Oil on Canvas, 198cm x 183cm x 6.
Shen Jiawei was born in 1948 in Shanghai. While working at the Heilongjiang Production and Construction Corps and in the army, he painted for his own enjoyment. In 1981, he worked as a professional painter for the Liaoning Fine Arts Academy. From 1982 to 1984, he studied in the Oil Painting Department of the Central Academy of Fine Arts. In 1989, he emigrated to Australia.
This epic six-panelled historical painting is based on literary works. After 10 years of preparation and historical research, Shen completed this painting in six months. Of the 124 figures depicted, 102 are identifiable figures from Chinese history. Shen adopted the earthy brown tones of the Western Loess Plateau for the painting as a reminder of the place where the revolution began.
The work vividly portrays a host of Chinese revolutionary leaders including Mao Zedong, Zhu De, Liu Shaoqi and Zhou Enlai during their stay at Yan'an. It reflects their spirit of confidence and unity in those harsh times, while the dancing child in the red-star blouse symbolises the optimism of the moment. The painting takes its title from American journalist Edgar Snow's 1937 chronicle of the Chinese communist movement.
Oil on Canvas, 177cm x 196cm.
Zhan Jianjun, of the Man ethnic group, was born in 1931 in Gaixian county, Liaoning province. In 1948, he enrolled in the Western Painting Department of the National Art School in Beiping and graduated from the Painting Department of the Central Academy of Fine Arts. In 1955, he trained in oil painting under the well-known Soviet artist Maksimov. From 1957, he became a teacher in the Central Academy of Fine Arts. He is a professor, supervisor of doctoral students and vice-chairman of the Chinese Artists Association.
During his early career, Zhan developed a reputation in Chinese painting circles for his historical paintings of the revolution. He is also well-known for paintings commissioned in the early years of the People's Republic of China. This work was painted in 1984, when China was undergoing reform and experiencing a new openness of government. The stance of the young farmer in the painting exudes strength and confidence. The wind-blown clothes, the erect shovel and the blowing wind combine to create an energy that characterises the optimism of this new period in China.
Liquid Steel and Sweat, 1981
Oil on Canvas, 260cm x 168cm.

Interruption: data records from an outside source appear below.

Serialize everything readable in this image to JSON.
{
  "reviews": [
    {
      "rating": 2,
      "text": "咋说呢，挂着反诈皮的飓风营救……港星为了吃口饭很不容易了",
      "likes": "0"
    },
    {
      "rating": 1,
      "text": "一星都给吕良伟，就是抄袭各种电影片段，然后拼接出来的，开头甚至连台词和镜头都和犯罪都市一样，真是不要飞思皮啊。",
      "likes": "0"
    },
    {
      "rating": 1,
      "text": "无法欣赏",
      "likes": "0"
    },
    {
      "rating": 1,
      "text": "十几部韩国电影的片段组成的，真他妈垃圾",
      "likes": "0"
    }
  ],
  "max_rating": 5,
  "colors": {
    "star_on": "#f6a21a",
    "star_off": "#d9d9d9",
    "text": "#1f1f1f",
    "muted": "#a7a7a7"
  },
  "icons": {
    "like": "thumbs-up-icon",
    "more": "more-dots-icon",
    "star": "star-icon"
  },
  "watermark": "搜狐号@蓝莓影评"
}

Guang Tingbo, of the Man ethnic group, was born in 1938 in Dalian, Liaoning province. He graduated from the Luxun Academy of Fine Arts in 1964. In 1988, Guang studied in Claude Yvel's graduate class of classical painting in the Luxun Academy of Fine Arts. Since 1993 he has resided in the United States. He was formerly a professional painter for the Liaoning Museum of Fine Arts, director of the Creative Department of Liaoning Art Academy and is currently a member of the United States National Oil and Acrylic Painters' Society, vice-chairman of Liaoning Artists Association, and deputy dean of Liaoning Art Academy.
Guang spent three years working in a steel mill in order to create this photorealist masterpiece based on his experiences. This painting is a departure from previous paintings of this topic, which would typically show men drenched in sweat, working in front of a furnace. Guang depicts the men with their coats off, in the middle of a tea break. The section chief faces the viewer, his strong, sweat-drenched body reflecting the light of the furnace, indirectly referencing the theme of the painting: the strength and quality of the steel work. The intricate details contribute to the realism of the painting, as well as underscoring the strength of the main character.
New Line, 1983
Oil on Canvas, 83cm x 110.5cm.
Wei Qimei (1923–2009) was from Anqing, Anhui province. In his youth he learned traditional Chinese painting. In 1942, he was admitted to the Arts Department of the National Central University. After his graduation in 1947, he was employed by the Beiping Technological Academy of Fine Arts, and subsequently became a professor at the Central Academy of Fine Arts.